Work task
Output all of the data below without changing a word, and exclude the pictures.

(Items from an interface collection)
↓↓↓
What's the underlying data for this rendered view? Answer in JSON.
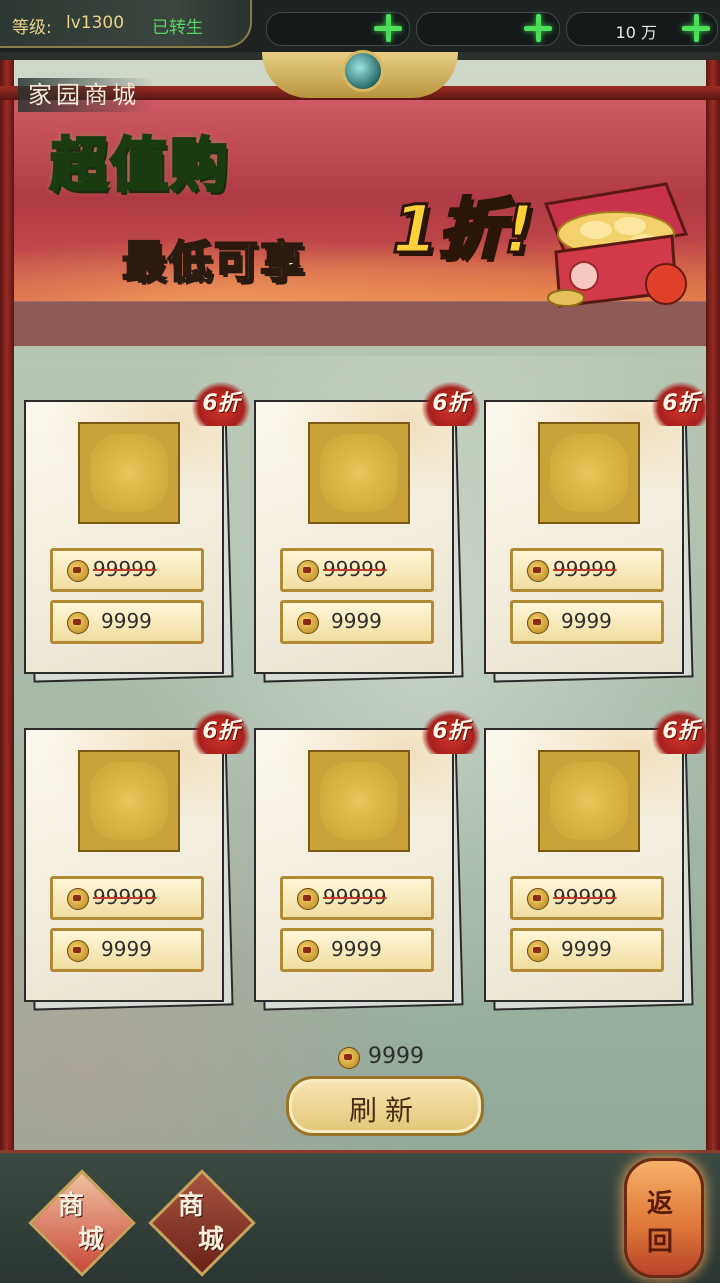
{
  "status": {
    "level_label": "等级:",
    "level_value": "lv1300",
    "rebirth": "已转生",
    "resources": [
      {
        "value": ""
      },
      {
        "value": ""
      },
      {
        "value": "10 万"
      }
    ]
  },
  "shop": {
    "title": "家园商城",
    "banner_title": "超值购",
    "banner_sub": "最低可享",
    "banner_discount": "1折!"
  },
  "goods": [
    {
      "discount": "6折",
      "original_price": "99999",
      "price": "9999"
    },
    {
      "discount": "6折",
      "original_price": "99999",
      "price": "9999"
    },
    {
      "discount": "6折",
      "original_price": "99999",
      "price": "9999"
    },
    {
      "discount": "6折",
      "original_price": "99999",
      "price": "9999"
    },
    {
      "discount": "6折",
      "original_price": "99999",
      "price": "9999"
    },
    {
      "discount": "6折",
      "original_price": "99999",
      "price": "9999"
    }
  ],
  "wallet": {
    "balance": "9999",
    "coin_icon": "coin-icon"
  },
  "refresh": {
    "label": "刷新"
  },
  "nav": {
    "tabs": [
      {
        "char1": "商",
        "char2": "城",
        "state": "active"
      },
      {
        "char1": "商",
        "char2": "城",
        "state": "normal"
      }
    ],
    "back_char1": "返",
    "back_char2": "回"
  },
  "colors": {
    "accent_green": "#4ee05c",
    "gold": "#c9a23a",
    "discount_red": "#a8201c",
    "banner_red": "#b03a46"
  }
}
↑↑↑
Task answer
What's the underlying data for this rendered view? Answer in JSON.
{
  "status": {
    "level_label": "等级:",
    "level_value": "lv1300",
    "rebirth": "已转生",
    "resources": [
      {
        "value": ""
      },
      {
        "value": ""
      },
      {
        "value": "10 万"
      }
    ]
  },
  "shop": {
    "title": "家园商城",
    "banner_title": "超值购",
    "banner_sub": "最低可享",
    "banner_discount": "1折!"
  },
  "goods": [
    {
      "discount": "6折",
      "original_price": "99999",
      "price": "9999"
    },
    {
      "discount": "6折",
      "original_price": "99999",
      "price": "9999"
    },
    {
      "discount": "6折",
      "original_price": "99999",
      "price": "9999"
    },
    {
      "discount": "6折",
      "original_price": "99999",
      "price": "9999"
    },
    {
      "discount": "6折",
      "original_price": "99999",
      "price": "9999"
    },
    {
      "discount": "6折",
      "original_price": "99999",
      "price": "9999"
    }
  ],
  "wallet": {
    "balance": "9999",
    "coin_icon": "coin-icon"
  },
  "refresh": {
    "label": "刷新"
  },
  "nav": {
    "tabs": [
      {
        "char1": "商",
        "char2": "城",
        "state": "active"
      },
      {
        "char1": "商",
        "char2": "城",
        "state": "normal"
      }
    ],
    "back_char1": "返",
    "back_char2": "回"
  },
  "colors": {
    "accent_green": "#4ee05c",
    "gold": "#c9a23a",
    "discount_red": "#a8201c",
    "banner_red": "#b03a46"
  }
}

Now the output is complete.